kathy mcguiness trial
Rachel Sawicki
/
Delaware Public Media
State Auditor Kathy McGuiness arrives at the Kent County Courthouse Wednesday with her attorney Steve Wood.

State prosecutors continued to make their case in the public corruption trial of State Auditor Kathy McGuiness Monday.

Former Chief Administrative Auditor Dawn Haw-Young finished her testimony from Friday.
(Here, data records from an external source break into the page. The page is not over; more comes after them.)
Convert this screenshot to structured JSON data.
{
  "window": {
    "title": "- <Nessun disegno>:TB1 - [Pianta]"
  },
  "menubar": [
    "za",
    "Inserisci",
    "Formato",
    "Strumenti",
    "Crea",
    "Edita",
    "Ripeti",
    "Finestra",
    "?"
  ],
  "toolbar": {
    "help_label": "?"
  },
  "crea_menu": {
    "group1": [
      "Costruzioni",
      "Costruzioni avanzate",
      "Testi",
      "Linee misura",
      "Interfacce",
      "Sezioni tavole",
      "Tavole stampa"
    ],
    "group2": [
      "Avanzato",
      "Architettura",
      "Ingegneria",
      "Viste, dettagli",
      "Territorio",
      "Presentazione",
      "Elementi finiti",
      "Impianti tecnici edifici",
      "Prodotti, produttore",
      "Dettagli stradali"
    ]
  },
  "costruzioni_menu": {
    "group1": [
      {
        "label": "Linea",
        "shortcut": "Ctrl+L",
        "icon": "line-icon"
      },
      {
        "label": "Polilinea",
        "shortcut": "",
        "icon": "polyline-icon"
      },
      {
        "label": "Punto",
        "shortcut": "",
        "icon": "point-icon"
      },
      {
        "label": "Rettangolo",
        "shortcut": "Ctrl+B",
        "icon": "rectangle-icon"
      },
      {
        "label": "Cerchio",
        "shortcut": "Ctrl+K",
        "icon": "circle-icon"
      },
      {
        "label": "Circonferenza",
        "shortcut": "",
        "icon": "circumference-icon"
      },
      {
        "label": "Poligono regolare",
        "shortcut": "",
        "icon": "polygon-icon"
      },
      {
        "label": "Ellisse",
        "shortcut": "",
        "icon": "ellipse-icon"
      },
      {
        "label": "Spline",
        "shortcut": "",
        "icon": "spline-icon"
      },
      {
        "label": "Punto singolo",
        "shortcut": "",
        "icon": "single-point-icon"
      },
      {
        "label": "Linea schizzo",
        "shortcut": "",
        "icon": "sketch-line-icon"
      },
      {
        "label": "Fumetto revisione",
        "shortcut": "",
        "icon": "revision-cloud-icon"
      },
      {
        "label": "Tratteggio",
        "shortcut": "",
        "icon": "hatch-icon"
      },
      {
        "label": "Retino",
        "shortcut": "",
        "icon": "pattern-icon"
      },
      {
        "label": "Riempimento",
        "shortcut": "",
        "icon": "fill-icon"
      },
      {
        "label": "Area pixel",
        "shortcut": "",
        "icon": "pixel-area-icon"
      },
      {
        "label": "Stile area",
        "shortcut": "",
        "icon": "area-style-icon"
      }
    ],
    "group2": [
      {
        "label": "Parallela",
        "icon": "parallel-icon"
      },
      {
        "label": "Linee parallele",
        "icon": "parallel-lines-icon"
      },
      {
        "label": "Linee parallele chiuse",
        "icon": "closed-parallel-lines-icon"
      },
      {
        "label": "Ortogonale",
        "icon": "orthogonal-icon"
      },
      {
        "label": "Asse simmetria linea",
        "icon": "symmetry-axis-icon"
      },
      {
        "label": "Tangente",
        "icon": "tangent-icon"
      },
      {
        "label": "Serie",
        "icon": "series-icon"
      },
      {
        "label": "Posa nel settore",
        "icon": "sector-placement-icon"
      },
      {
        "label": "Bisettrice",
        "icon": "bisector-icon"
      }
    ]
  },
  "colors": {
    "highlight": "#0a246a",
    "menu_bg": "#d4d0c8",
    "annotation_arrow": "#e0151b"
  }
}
Several emails between McGuiness, Haw-Young, and other senior staff were presented that discussed bullying and harassment from one auditor towards interns.

The auditor in question was under Haw-Young’s direction, and McGuiness’ lawyer Steve Wood implied during cross-examination that Haw-Young was negligent towards the behavior for more than two-months, despite McGuiness’ direction to end it.

Administrative supervisor Laura Horsey also took the stand and was mainly questioned about a grievance she filed, combatting a written reprimand for speaking out in a meeting with the auditor’s office and various school districts.

McGuiness told Horsey her comments were “insubordinate and unacceptable,” but Horsey testified she believed she was productively contributing to the meeting and felt McGuiness was dismissive of Horsey’s 16-year tenure by accusing her of jeopardizing the office’s appearance as a united front in the meeting.

Horsey demanded in the grievance that the reprimand be removed from her file and McGuiness write an apology, both of which were denied, but Horsey’s salary and job title were ultimately unaffected.

In the afternoon, Chief Special Investigator Frank Robinson was grilled on the search warrant executed at the auditor’s office last fall.

McGuiness’ lawyer Steve Wood accused Robinson of signing a warrant with false statements. Robinson and the prosecution argue it was not intentional because they believed the statements to be true at the time.

The warrant stated McGuiness made multiple payments under $5,000 to circumvent the State Procurement Code. Yet Robinson confirmed the investigative team had a spreadsheet of payments made to My Campaign Group that showed one payment was made in August and September, both over $5,000, and both approved.

Wood made the same arguments during a late April hearing in hopes of having one count against McGuiness dismissed.

Robinson said Monday he allowed himself to get “twisted up” in Wood’s questioning at the hearing, and answered ‘yes’ to questions that “could not be answered with a simple yes or no.”

The warrant also contained a statement about My Campaign Group, alleging the company provides services to political candidates. But Wood noted Robinson had already interviewed owner Christie Gross, who said she never provided campaign services to McGuiness after 2016, when he wrote the warrant.

Rachel Sawicki is Delaware Public Media's New Castle County Reporter. They are non-binary and use they/them pronouns.